Cotabish, A., Dailey, D., Robinson, A., & Hughes, G. (2012). The effects of a STEM intervention on elementary students’ science knowledge and skills. School Science and Mathematics, 113(2), 215-226.

Havice, W.L. (2015). Integrative STEM education for children and our communities. Technology & Engineering Teacher, 75(1), 15-17.

Hefty, L.J. (2015). STEM gives meaning to mathematics. Teaching Children Mathematics, 21(7), 422-429.

Holleran, C. & El-Atwani, K. (2013). Mathematics + social justice = a new take on mathematics teacher preparation. In L.C. Oliveira (Ed.), Teacher education for social justice: Perspectives and lessons learned (pp. 115-126). Charlotte, NC: Information Age Publishing, Inc.

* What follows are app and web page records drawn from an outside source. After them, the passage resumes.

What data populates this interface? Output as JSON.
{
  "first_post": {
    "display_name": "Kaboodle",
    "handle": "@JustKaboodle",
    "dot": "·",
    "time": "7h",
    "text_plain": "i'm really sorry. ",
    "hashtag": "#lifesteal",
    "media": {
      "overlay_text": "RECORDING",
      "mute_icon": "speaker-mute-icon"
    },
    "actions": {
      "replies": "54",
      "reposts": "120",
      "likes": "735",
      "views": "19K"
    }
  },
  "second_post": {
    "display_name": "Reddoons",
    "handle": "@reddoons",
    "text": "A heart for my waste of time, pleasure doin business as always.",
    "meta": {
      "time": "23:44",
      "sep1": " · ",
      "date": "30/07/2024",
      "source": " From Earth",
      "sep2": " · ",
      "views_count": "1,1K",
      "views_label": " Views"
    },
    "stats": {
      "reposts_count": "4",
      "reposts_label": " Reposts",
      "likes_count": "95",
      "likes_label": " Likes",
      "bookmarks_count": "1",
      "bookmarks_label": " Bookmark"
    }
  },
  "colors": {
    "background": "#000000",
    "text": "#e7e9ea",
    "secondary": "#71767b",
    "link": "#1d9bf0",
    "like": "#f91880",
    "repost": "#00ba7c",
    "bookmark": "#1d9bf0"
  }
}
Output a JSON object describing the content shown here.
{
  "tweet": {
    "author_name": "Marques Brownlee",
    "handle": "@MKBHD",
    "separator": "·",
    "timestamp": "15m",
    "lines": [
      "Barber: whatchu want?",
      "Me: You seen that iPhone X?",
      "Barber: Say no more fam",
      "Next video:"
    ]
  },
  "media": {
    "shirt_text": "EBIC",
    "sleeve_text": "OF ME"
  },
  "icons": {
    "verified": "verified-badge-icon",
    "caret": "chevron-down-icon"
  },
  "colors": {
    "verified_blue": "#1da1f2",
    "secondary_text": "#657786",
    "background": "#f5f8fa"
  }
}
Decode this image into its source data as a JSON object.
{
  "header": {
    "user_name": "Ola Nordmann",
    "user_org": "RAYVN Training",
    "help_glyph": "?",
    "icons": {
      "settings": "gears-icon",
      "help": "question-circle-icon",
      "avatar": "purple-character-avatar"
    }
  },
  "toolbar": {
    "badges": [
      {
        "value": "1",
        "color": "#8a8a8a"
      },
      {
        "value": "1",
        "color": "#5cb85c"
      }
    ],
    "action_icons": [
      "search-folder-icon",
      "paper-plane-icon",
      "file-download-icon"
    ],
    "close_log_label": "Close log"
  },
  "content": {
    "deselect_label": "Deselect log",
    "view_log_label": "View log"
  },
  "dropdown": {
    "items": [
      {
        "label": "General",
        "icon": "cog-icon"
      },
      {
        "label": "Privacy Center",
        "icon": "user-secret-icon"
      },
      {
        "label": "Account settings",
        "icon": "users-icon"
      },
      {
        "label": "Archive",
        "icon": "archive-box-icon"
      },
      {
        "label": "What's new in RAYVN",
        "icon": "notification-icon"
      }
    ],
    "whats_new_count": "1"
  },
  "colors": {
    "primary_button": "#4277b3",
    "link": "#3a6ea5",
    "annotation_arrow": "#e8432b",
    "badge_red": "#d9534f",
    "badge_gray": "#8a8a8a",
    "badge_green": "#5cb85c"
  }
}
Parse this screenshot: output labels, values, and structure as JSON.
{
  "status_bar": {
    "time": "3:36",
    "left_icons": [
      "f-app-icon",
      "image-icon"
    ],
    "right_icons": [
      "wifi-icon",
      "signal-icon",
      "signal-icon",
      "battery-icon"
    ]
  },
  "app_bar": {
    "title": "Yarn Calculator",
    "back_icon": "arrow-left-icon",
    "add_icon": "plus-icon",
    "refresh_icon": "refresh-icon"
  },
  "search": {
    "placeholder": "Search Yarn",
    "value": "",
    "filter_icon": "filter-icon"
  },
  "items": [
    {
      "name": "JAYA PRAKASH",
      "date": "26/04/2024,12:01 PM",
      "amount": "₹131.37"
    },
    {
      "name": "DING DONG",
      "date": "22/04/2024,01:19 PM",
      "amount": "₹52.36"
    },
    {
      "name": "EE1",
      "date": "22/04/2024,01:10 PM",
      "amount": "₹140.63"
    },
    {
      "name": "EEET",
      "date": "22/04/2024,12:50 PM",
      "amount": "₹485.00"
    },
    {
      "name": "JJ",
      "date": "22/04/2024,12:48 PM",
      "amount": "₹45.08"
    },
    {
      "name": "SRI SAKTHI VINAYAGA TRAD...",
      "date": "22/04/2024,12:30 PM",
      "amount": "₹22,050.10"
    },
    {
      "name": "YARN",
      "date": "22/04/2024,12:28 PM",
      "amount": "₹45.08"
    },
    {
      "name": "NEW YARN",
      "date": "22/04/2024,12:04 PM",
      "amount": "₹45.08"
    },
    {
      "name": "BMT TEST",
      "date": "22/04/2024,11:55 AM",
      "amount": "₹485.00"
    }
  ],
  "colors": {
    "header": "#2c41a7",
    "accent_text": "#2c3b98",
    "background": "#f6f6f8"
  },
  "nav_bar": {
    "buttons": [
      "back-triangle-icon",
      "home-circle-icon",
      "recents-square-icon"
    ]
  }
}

Kazemi, E., & Franke, M. L. (2004). Teacher Learning in Mathematics: Using Student Work to Promote Collective Inquiry. Journal of Mathematics Teacher Education, 7(3), 203–235. doi:10.1023/B:JMTE.0000033084.26326.19

Ladson-Billings, G. (1995). Toward a Theory of Culturally Relevant Pedagogy. American Educational Research Journal, 32(3), 465–491. doi:10.3102/00028312032003465

Moll, L., Amanti, C., Neff, D., & Gonzalez, N. (1992). Funds of knowledge for teaching: Using a qualitative approach to connect homes and classrooms. Theory Into Practice, 31(2), 132–141.

Moye, J.J., Dugger, W.E., & Stark-Weather, K.N. (2016). Learn by doing study: Third-year results. Technology & Engineering Teacher, 76(1), 16-23.

Moye, J.J., Dugger, W.E., & Stark-Weather, K.N. (2015). Learn by doing study: Analysis of second-year results. Technology & Engineering Teacher, 75(1), 18-25.

Moye, J.J., Dugger, W.E., & Stark-Weather, K.N. (2014). Learn by doing study: Introduction. Technology & Engineering Teacher, 74(1), 24-27.

NCTM Research Committee. (2005). Equity in school mathematics education: How can research contribute. Journal for Research in Mathematics Education, 36(2), 92-100.

Norris, D. & de Oliveira, L.C. (2013). Preparing mathematics teachers for culturally and linguistically diverse students. In L.C. Oliveira (Ed.), Teacher education for social justice: Perspectives and lessons learned (pp. 105-114). Charlotte, NC: Information Age Publishing, Inc.

Perkins, I., & Flores, A. (2002). Mathematical notations and procedures of recent immigrant students. Mathematics Teaching in the Middle School, 7(6), 346–351. Retrieved from http://www.nctm.org/Publications/mathematics-teaching-in-middle-school/2002/Vol7/Issue6/Mathematical-Notations-and-Procedures-of-Recent-Immigrant-Students/

Shaughnessy, J.M. (2013). Mathematics in a STEM context. Mathematics Teaching in the Middle School, 18(6), 324.

Villegas, A. M., & Lucas, T. (2002). Preparing culturally responsive teachers-Rethinking the curriculum. Journal of Teacher Education, 53(1), 20–32.

White, D. Y. (2002). Preparing preservice teachers to work in diverse mathematics classrooms: A challenge for all. The Mathematics Educator, 12(1), 2–4.

Williams, T.O., Ernst, J.V., & Kaui, T.M. (2015). Special populations at-risk for dropping out of school: A discipline-based analysis of STEM educators. Innovations and Research, 16(1), 41-45.

 Williams, P.J. (2010). STEM education: Proceed with caution. Design and Technology Education: An International Journal, 16(1), 26-35.